* [Assignment]
Every record must be restated exactly as written.

* [Entries from a dataset of interfaces]
*-*-*
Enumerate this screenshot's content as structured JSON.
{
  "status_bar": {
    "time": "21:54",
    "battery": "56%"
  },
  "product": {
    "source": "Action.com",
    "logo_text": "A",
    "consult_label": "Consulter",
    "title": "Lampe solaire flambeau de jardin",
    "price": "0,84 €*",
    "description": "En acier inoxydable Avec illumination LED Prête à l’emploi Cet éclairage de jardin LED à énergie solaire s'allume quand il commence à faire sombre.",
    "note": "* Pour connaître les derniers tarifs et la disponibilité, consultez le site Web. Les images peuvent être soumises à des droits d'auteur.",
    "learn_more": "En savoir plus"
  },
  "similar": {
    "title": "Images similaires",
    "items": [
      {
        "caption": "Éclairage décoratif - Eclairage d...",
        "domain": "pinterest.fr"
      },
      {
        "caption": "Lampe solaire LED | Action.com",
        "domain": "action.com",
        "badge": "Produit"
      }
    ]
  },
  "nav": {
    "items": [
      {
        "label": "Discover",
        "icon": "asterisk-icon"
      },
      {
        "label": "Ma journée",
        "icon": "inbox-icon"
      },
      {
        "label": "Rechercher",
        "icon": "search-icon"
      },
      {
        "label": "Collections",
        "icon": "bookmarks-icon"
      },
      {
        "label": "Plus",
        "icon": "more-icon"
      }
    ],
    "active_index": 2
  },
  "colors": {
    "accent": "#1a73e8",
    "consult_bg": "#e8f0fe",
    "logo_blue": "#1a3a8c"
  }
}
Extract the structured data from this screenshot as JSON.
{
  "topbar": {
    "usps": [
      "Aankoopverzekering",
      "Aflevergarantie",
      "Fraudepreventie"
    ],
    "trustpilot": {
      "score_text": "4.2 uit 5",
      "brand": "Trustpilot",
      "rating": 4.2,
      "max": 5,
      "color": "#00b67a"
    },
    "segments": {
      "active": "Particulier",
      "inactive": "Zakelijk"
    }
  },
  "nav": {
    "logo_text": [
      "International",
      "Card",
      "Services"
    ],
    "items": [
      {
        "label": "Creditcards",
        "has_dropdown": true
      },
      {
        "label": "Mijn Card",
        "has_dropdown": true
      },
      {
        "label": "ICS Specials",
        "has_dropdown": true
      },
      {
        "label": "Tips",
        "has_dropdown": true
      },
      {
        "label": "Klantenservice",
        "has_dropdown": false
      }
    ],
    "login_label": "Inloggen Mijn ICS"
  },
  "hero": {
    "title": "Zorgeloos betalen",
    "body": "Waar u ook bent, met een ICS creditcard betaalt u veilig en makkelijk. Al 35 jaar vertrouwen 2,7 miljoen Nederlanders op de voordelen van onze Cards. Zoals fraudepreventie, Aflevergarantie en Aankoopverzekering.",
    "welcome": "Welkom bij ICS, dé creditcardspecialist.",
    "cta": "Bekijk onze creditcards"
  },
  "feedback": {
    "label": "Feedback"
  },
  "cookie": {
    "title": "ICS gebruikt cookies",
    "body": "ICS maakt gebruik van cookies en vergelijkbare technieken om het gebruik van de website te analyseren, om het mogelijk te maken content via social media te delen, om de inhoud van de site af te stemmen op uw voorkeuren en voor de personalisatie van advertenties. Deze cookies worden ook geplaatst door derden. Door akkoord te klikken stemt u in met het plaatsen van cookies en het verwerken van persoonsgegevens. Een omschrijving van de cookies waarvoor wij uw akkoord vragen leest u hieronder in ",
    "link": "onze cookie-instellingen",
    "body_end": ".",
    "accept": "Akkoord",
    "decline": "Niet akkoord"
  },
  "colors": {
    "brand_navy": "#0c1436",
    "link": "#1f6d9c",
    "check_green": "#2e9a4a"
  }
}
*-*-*
* [Expected output]
Enumerate this screenshot's content as structured JSON.
{
  "status_bar": {
    "time": "21:54",
    "battery": "56%"
  },
  "product": {
    "source": "Action.com",
    "logo_text": "A",
    "consult_label": "Consulter",
    "title": "Lampe solaire flambeau de jardin",
    "price": "0,84 €*",
    "description": "En acier inoxydable Avec illumination LED Prête à l’emploi Cet éclairage de jardin LED à énergie solaire s'allume quand il commence à faire sombre.",
    "note": "* Pour connaître les derniers tarifs et la disponibilité, consultez le site Web. Les images peuvent être soumises à des droits d'auteur.",
    "learn_more": "En savoir plus"
  },
  "similar": {
    "title": "Images similaires",
    "items": [
      {
        "caption": "Éclairage décoratif - Eclairage d...",
        "domain": "pinterest.fr"
      },
      {
        "caption": "Lampe solaire LED | Action.com",
        "domain": "action.com",
        "badge": "Produit"
      }
    ]
  },
  "nav": {
    "items": [
      {
        "label": "Discover",
        "icon": "asterisk-icon"
      },
      {
        "label": "Ma journée",
        "icon": "inbox-icon"
      },
      {
        "label": "Rechercher",
        "icon": "search-icon"
      },
      {
        "label": "Collections",
        "icon": "bookmarks-icon"
      },
      {
        "label": "Plus",
        "icon": "more-icon"
      }
    ],
    "active_index": 2
  },
  "colors": {
    "accent": "#1a73e8",
    "consult_bg": "#e8f0fe",
    "logo_blue": "#1a3a8c"
  }
}
Extract the structured data from this screenshot as JSON.
{
  "topbar": {
    "usps": [
      "Aankoopverzekering",
      "Aflevergarantie",
      "Fraudepreventie"
    ],
    "trustpilot": {
      "score_text": "4.2 uit 5",
      "brand": "Trustpilot",
      "rating": 4.2,
      "max": 5,
      "color": "#00b67a"
    },
    "segments": {
      "active": "Particulier",
      "inactive": "Zakelijk"
    }
  },
  "nav": {
    "logo_text": [
      "International",
      "Card",
      "Services"
    ],
    "items": [
      {
        "label": "Creditcards",
        "has_dropdown": true
      },
      {
        "label": "Mijn Card",
        "has_dropdown": true
      },
      {
        "label": "ICS Specials",
        "has_dropdown": true
      },
      {
        "label": "Tips",
        "has_dropdown": true
      },
      {
        "label": "Klantenservice",
        "has_dropdown": false
      }
    ],
    "login_label": "Inloggen Mijn ICS"
  },
  "hero": {
    "title": "Zorgeloos betalen",
    "body": "Waar u ook bent, met een ICS creditcard betaalt u veilig en makkelijk. Al 35 jaar vertrouwen 2,7 miljoen Nederlanders op de voordelen van onze Cards. Zoals fraudepreventie, Aflevergarantie en Aankoopverzekering.",
    "welcome": "Welkom bij ICS, dé creditcardspecialist.",
    "cta": "Bekijk onze creditcards"
  },
  "feedback": {
    "label": "Feedback"
  },
  "cookie": {
    "title": "ICS gebruikt cookies",
    "body": "ICS maakt gebruik van cookies en vergelijkbare technieken om het gebruik van de website te analyseren, om het mogelijk te maken content via social media te delen, om de inhoud van de site af te stemmen op uw voorkeuren en voor de personalisatie van advertenties. Deze cookies worden ook geplaatst door derden. Door akkoord te klikken stemt u in met het plaatsen van cookies en het verwerken van persoonsgegevens. Een omschrijving van de cookies waarvoor wij uw akkoord vragen leest u hieronder in ",
    "link": "onze cookie-instellingen",
    "body_end": ".",
    "accept": "Akkoord",
    "decline": "Niet akkoord"
  },
  "colors": {
    "brand_navy": "#0c1436",
    "link": "#1f6d9c",
    "check_green": "#2e9a4a"
  }
}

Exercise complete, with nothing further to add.